App and web page records
● ● ● ●

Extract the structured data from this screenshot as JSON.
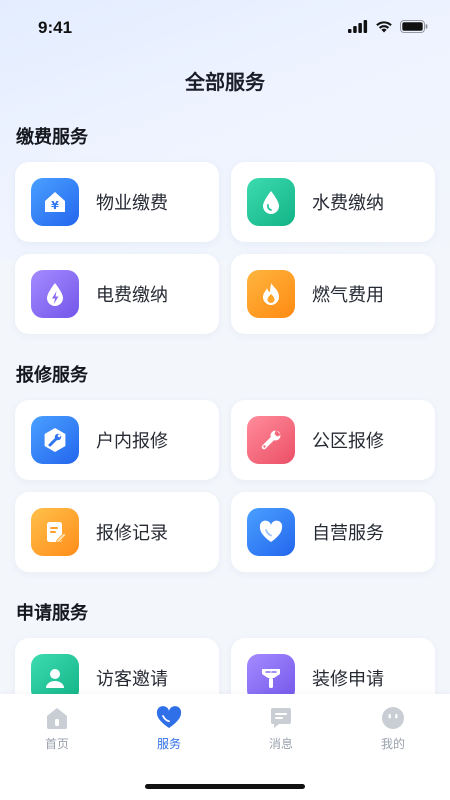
{
  "status": {
    "time": "9:41"
  },
  "page": {
    "title": "全部服务"
  },
  "sections": [
    {
      "title": "缴费服务"
    },
    {
      "title": "报修服务"
    },
    {
      "title": "申请服务"
    }
  ],
  "cards": [
    {
      "label": "物业缴费",
      "icon": "house-yuan-icon",
      "color": "#2d7cf6"
    },
    {
      "label": "水费缴纳",
      "icon": "water-drop-icon",
      "color": "#1fc49a"
    },
    {
      "label": "电费缴纳",
      "icon": "lightning-drop-icon",
      "color": "#8a6cf2"
    },
    {
      "label": "燃气费用",
      "icon": "flame-icon",
      "color": "#ff9a1e"
    },
    {
      "label": "户内报修",
      "icon": "wrench-hexagon-icon",
      "color": "#2d7cf6"
    },
    {
      "label": "公区报修",
      "icon": "wrench-icon",
      "color": "#f46a7d"
    },
    {
      "label": "报修记录",
      "icon": "note-pencil-icon",
      "color": "#ff9f2a"
    },
    {
      "label": "自营服务",
      "icon": "heart-icon",
      "color": "#2d7cf6"
    },
    {
      "label": "访客邀请",
      "icon": "person-icon",
      "color": "#1fc49a"
    },
    {
      "label": "装修申请",
      "icon": "brush-icon",
      "color": "#8a6cf2"
    }
  ],
  "tabs": [
    {
      "label": "首页",
      "icon": "home-icon"
    },
    {
      "label": "服务",
      "icon": "heart-icon",
      "active": true
    },
    {
      "label": "消息",
      "icon": "message-icon"
    },
    {
      "label": "我的",
      "icon": "smile-face-icon"
    }
  ]
}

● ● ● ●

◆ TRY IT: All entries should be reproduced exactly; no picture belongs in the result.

◆ RESULT FOR THIS TASK:
Extract the structured data from this screenshot as JSON.
{
  "status": {
    "time": "9:41"
  },
  "page": {
    "title": "全部服务"
  },
  "sections": [
    {
      "title": "缴费服务"
    },
    {
      "title": "报修服务"
    },
    {
      "title": "申请服务"
    }
  ],
  "cards": [
    {
      "label": "物业缴费",
      "icon": "house-yuan-icon",
      "color": "#2d7cf6"
    },
    {
      "label": "水费缴纳",
      "icon": "water-drop-icon",
      "color": "#1fc49a"
    },
    {
      "label": "电费缴纳",
      "icon": "lightning-drop-icon",
      "color": "#8a6cf2"
    },
    {
      "label": "燃气费用",
      "icon": "flame-icon",
      "color": "#ff9a1e"
    },
    {
      "label": "户内报修",
      "icon": "wrench-hexagon-icon",
      "color": "#2d7cf6"
    },
    {
      "label": "公区报修",
      "icon": "wrench-icon",
      "color": "#f46a7d"
    },
    {
      "label": "报修记录",
      "icon": "note-pencil-icon",
      "color": "#ff9f2a"
    },
    {
      "label": "自营服务",
      "icon": "heart-icon",
      "color": "#2d7cf6"
    },
    {
      "label": "访客邀请",
      "icon": "person-icon",
      "color": "#1fc49a"
    },
    {
      "label": "装修申请",
      "icon": "brush-icon",
      "color": "#8a6cf2"
    }
  ],
  "tabs": [
    {
      "label": "首页",
      "icon": "home-icon"
    },
    {
      "label": "服务",
      "icon": "heart-icon",
      "active": true
    },
    {
      "label": "消息",
      "icon": "message-icon"
    },
    {
      "label": "我的",
      "icon": "smile-face-icon"
    }
  ]
}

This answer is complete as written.